(Problem to work on):
Collect all lines from the listing that include the string "name".

* * * * * * *

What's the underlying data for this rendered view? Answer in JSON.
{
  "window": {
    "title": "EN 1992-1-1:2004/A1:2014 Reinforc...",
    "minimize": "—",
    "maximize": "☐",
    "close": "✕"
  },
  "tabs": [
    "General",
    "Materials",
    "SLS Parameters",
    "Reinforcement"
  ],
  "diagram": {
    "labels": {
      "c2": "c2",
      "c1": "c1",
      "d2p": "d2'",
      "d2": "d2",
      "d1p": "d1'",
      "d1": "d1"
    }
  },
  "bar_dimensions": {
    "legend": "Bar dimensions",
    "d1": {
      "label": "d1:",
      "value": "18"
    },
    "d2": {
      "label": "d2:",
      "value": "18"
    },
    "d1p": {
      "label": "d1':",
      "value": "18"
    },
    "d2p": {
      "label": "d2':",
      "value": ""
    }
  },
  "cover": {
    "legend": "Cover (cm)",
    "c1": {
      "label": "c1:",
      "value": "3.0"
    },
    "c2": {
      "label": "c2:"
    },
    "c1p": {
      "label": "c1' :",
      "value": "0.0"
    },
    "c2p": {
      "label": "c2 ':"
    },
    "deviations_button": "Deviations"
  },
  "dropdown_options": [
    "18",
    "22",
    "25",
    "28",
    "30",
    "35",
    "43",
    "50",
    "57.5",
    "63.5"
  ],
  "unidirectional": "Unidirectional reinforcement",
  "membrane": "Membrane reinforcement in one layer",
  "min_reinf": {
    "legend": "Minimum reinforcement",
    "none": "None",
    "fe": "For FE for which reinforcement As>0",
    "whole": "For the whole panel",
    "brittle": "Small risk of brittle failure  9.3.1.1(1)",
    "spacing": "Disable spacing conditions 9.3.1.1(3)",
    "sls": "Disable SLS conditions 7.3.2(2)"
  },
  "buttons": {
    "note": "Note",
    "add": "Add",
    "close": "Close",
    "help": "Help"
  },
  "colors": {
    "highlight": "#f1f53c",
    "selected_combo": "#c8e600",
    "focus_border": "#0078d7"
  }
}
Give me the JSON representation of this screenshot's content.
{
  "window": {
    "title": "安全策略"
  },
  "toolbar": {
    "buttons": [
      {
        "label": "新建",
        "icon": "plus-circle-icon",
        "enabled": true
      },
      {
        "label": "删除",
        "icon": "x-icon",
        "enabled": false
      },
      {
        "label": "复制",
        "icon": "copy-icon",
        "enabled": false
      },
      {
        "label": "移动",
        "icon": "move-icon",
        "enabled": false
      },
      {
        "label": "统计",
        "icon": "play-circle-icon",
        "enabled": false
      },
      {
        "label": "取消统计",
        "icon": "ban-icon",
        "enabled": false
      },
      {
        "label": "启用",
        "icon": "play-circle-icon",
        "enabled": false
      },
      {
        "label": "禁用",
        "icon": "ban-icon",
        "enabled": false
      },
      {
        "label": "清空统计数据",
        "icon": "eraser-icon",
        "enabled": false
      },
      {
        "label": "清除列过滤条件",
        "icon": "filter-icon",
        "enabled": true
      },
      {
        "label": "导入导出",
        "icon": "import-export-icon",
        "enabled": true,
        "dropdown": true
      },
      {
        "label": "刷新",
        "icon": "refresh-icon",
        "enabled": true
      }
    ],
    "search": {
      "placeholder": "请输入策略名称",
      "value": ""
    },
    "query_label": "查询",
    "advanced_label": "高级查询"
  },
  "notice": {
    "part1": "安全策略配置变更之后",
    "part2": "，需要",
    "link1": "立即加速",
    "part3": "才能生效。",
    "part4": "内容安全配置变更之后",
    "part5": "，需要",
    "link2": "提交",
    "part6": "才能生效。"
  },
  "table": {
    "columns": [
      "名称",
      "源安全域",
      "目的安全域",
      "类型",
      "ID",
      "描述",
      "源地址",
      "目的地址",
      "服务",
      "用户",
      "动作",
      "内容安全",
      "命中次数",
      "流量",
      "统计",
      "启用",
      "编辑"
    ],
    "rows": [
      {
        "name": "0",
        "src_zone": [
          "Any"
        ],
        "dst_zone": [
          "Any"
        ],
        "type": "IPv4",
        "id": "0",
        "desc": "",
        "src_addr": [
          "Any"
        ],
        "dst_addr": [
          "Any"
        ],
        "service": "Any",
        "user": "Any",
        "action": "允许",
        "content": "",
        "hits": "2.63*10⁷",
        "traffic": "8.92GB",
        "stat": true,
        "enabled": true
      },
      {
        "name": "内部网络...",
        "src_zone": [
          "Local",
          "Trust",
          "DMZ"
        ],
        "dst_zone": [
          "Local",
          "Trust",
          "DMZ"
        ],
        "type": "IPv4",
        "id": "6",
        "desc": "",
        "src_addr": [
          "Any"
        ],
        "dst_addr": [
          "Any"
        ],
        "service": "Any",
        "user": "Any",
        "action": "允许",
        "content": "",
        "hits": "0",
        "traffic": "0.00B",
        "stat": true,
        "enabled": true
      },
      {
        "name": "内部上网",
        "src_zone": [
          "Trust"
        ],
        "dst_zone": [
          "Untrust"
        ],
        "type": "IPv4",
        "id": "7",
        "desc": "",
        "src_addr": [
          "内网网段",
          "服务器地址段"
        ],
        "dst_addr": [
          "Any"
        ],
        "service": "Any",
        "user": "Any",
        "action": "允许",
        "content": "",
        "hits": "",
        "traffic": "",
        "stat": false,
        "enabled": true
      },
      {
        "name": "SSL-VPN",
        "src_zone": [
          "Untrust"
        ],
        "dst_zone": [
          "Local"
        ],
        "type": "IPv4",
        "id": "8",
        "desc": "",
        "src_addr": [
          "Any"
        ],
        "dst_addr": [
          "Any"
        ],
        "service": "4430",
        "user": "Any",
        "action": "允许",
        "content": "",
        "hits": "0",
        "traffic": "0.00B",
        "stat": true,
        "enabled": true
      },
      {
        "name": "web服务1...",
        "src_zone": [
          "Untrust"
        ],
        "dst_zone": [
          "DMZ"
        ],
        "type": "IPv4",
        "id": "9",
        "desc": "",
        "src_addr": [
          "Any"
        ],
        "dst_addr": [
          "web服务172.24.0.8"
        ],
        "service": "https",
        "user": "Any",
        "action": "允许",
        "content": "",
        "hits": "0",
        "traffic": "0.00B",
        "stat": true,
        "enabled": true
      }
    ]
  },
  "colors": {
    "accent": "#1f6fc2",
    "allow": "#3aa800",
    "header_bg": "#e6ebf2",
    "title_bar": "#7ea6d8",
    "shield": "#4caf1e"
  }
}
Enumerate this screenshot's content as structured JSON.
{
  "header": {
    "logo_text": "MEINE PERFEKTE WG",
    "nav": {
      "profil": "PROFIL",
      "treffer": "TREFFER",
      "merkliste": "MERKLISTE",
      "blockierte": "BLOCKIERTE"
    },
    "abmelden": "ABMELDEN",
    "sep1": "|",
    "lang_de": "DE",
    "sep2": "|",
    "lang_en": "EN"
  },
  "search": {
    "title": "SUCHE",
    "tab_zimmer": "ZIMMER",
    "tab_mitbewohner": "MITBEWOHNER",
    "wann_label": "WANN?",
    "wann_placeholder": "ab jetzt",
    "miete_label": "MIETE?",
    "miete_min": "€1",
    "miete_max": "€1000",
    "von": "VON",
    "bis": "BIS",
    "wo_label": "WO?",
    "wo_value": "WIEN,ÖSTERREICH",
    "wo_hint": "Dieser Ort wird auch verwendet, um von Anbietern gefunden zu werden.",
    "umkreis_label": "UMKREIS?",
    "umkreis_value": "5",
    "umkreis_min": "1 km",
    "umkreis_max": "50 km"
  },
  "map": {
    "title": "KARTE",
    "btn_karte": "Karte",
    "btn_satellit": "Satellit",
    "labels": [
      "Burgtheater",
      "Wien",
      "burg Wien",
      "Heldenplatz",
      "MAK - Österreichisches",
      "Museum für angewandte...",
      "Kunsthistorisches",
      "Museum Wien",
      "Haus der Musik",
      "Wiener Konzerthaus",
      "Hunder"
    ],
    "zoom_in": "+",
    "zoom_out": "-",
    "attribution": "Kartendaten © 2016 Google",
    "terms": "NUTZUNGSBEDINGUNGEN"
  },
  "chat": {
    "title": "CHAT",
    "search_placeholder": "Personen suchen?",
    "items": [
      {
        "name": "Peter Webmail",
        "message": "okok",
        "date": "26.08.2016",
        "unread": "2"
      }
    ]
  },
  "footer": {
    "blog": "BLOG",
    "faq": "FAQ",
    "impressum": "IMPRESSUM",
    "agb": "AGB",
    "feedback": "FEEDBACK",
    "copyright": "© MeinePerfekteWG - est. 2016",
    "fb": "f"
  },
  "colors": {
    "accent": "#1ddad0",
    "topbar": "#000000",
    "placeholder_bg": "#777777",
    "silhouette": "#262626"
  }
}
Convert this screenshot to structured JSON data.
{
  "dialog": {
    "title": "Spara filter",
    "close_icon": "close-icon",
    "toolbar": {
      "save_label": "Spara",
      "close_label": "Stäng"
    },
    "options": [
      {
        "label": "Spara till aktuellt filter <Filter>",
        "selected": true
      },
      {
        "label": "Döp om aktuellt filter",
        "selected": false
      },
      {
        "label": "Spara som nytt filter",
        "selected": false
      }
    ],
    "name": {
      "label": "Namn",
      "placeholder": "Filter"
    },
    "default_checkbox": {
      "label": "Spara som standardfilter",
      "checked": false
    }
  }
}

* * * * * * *

(Exercise answer):
        "name": "0",
        "name": "内部网络...",
        "name": "内部上网",
        "name": "SSL-VPN",
        "name": "web服务1...",
        "name": "Peter Webmail",
    "name": {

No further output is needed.